Walking around Beijing, I find it hard to tell whether my lips are numb because of the cold, snow-laden wind blowing in my face, or the Szechuan peppers which were liberally sprinkled on my lunch. If you’ve never had them before, their effect on your mouth is an exciting combination of chilli hotness, aromatic pepper and extra strong mints. It is that odd combination of pain and pleasure. Just like Wagner.
One of the joys of having a group of international musicians to travel around with is that wherever we are in the world, somebody I work with has local knowledge or brilliant skills with a restaurant menu. As we are in China, Chi has become an even greater friend than normal, although this hardly seems possible. When normal people run out of their set phrases at a tube station when confronted with a bewildering choice of tickets, or resort to pointing at a dish on an adjacent table, Chi steps in and prevents us ordering sharks fins or frog uterus. I’m not making those up by the way. Lorenzo of course speaks English, Spanish and Italian fluently but not Chinese. This doesn’t stop him though as became evident walking around the beautiful Temple of Heaven yesterday. There was a group of women drawing pretty circles in the air with the long ribbons that gymnasts use. Being Italian, gestures are a huge part of his arsenal, especially when playing the bass clarinet, and so he approached them and waved his arms around.
Within 30 seconds he too was painting florid patterns in the air, but then being a natural mover, I should hardly have been surprised. Lander wasn’t so successful. At lunch, Chi made the mistake of telling Lorenzo the phrase in Chinese to get the waiters’ attention. He now shouts it at every draining of the teapot, but we did have to admit that it was pretty successful. However nothing could have prepared me for Lorenzo the barterer. At the market this morning he insisted on helping me get a fantastic deal on some gifts for my kids with a gesticulation frenzy. We moved upstairs where he spied some dragon balm,
“Ah, I want one of these! ‘Ow much?”
“How many do you want?”
“My God, I only want one, I don’t want to export!”
Chi decided that he would like one as well and the woman suggested 500 yuan.
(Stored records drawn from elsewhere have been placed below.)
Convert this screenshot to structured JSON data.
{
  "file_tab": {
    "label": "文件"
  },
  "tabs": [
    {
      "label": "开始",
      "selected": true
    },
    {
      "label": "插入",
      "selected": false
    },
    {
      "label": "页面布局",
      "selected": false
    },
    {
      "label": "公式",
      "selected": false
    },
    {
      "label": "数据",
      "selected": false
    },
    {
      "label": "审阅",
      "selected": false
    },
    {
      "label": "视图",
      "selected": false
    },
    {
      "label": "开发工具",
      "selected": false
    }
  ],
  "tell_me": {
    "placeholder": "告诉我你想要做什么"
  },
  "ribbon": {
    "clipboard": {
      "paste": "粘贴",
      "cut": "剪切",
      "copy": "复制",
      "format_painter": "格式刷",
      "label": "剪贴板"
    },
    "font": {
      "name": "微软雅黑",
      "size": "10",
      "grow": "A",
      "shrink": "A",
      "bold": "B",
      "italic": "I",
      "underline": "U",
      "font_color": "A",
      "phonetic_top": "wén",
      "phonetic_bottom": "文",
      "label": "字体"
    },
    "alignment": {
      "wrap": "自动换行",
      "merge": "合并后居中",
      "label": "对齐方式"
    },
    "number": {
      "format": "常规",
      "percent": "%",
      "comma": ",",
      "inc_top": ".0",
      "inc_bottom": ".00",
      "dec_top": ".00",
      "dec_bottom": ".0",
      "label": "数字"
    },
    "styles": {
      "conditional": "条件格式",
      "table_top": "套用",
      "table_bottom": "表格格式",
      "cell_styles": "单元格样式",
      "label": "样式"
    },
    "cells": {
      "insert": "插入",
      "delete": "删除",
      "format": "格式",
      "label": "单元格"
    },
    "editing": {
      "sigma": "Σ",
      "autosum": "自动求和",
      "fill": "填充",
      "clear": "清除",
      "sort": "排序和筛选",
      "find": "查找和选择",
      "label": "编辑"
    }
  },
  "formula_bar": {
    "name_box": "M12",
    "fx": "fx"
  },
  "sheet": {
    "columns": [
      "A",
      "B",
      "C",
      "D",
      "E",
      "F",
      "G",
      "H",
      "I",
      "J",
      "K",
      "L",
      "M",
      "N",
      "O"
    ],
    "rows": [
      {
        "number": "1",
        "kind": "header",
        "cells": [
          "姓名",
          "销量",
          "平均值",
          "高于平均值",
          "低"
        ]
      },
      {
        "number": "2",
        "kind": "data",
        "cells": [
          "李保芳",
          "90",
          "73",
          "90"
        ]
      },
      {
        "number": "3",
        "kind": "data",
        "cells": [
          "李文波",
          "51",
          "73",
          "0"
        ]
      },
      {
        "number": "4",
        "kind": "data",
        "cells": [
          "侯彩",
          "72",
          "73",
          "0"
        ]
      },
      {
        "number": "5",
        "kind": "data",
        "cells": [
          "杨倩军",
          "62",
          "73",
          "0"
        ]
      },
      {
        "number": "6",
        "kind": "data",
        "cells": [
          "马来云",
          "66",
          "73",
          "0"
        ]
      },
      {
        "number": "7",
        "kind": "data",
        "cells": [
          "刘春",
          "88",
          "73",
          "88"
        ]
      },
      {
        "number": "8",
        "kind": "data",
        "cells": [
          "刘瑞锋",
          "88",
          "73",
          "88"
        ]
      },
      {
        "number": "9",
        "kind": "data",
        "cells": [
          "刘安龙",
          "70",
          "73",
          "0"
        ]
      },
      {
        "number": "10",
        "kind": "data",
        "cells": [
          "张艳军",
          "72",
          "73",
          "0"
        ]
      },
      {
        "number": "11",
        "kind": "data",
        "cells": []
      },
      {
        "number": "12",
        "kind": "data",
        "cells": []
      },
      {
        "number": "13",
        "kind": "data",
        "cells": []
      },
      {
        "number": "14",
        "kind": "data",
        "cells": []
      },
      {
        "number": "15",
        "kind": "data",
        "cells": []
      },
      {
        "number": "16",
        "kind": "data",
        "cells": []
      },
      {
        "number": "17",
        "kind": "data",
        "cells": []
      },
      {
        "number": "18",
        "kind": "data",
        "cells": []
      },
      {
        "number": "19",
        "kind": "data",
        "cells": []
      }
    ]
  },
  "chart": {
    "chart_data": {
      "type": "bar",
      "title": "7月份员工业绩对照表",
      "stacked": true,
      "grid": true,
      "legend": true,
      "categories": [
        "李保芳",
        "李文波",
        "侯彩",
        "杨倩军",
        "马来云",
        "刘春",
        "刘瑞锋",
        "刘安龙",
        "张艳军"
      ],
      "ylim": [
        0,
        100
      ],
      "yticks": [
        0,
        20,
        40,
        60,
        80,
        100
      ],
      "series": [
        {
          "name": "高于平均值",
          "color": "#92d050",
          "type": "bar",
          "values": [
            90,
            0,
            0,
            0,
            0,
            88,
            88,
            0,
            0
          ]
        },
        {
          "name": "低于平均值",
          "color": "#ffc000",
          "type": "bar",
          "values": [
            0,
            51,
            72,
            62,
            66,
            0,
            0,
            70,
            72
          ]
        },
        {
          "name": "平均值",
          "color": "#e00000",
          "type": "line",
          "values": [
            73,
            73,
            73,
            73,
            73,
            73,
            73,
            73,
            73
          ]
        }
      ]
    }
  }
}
Lorenzo jumped back in horror. “What?! I can buy this at airport for 200! No, no, I not buy”
“Ok, Ok, Maybe I do you a special deal. 400 for both.”
“No. 50 yuan.”
“Noooo. 50 yuan for two? Are you mad?”
“A little bit. 100 yuan final offer.”
“Great!” Lorenzo checked his wallet.” Oh I only have 100.” He winked.
“We said 150? OK? You are good at this!”
“Yes I know!”
We walked away smiling, undoubtedly having paid too much but happy all the same.
The concert hall where we are playing is called nicknamed The Egg for fairly obvious reasons. It’s a bit like the Sage in Gateshead, except much bigger, plus it has a couple of concert halls and an opera house and quite possiblly some more bits that I haven’t discovered. In short, it’s huge. The hall itself is great, nice and resonant and with labyrinthine backstage areas that are making me nervous about missing the second half of tonight’s show. I think Valery is quite big in China as when he walked out onto the stage last night, the reception he got was more akin to an audience in Daytona Beach. There was whooping and cheering before he had done anything, I noticed he was grinning to himself when he turned to face us as we started the Britten Four Sea Interludes. The reception afforded Sarah Chang was much the same as she swished onto the stage in a sequinned dress that made Maxine Kwok-Adams almost look under-dressed. I say almost, as technically this is impossible, but suffice it to say, stage right is very sparkly indeed this week.
The weather this week in the capital has been somewhat dull, and that combined with the pollution which seems to turn the moon orange at night is making me a bit wheezy when taking large breaths in the Shostakovich symphony. I managed to make it through without bursting into fits of coughing except between movements, however I will be glad to move on to Shanghai tomorrow. Gergiev gets a hero’s reception at the end of the show and seems pleased with the performance, the shouting and screaming that greets his entrances for bows rivals that of a rock star. We discuss this over dinner later in between Lorenzo shouting for the waiter every five minutes and telling him that it’s not the done thing to barter for the price of the meal you’ve already eaten. As we go down the staircase, there are hundreds of pictures of famous people who have eaten at the restaurant. Of course I don’t recognise any of them, being mainly Chinese film and music stars, except for Jackie Chan, and then we see a familiar face staring out at us surrounded by smiling waiters and chefs. It is Valery.
I bet he didn’t have to shout for the waiter though.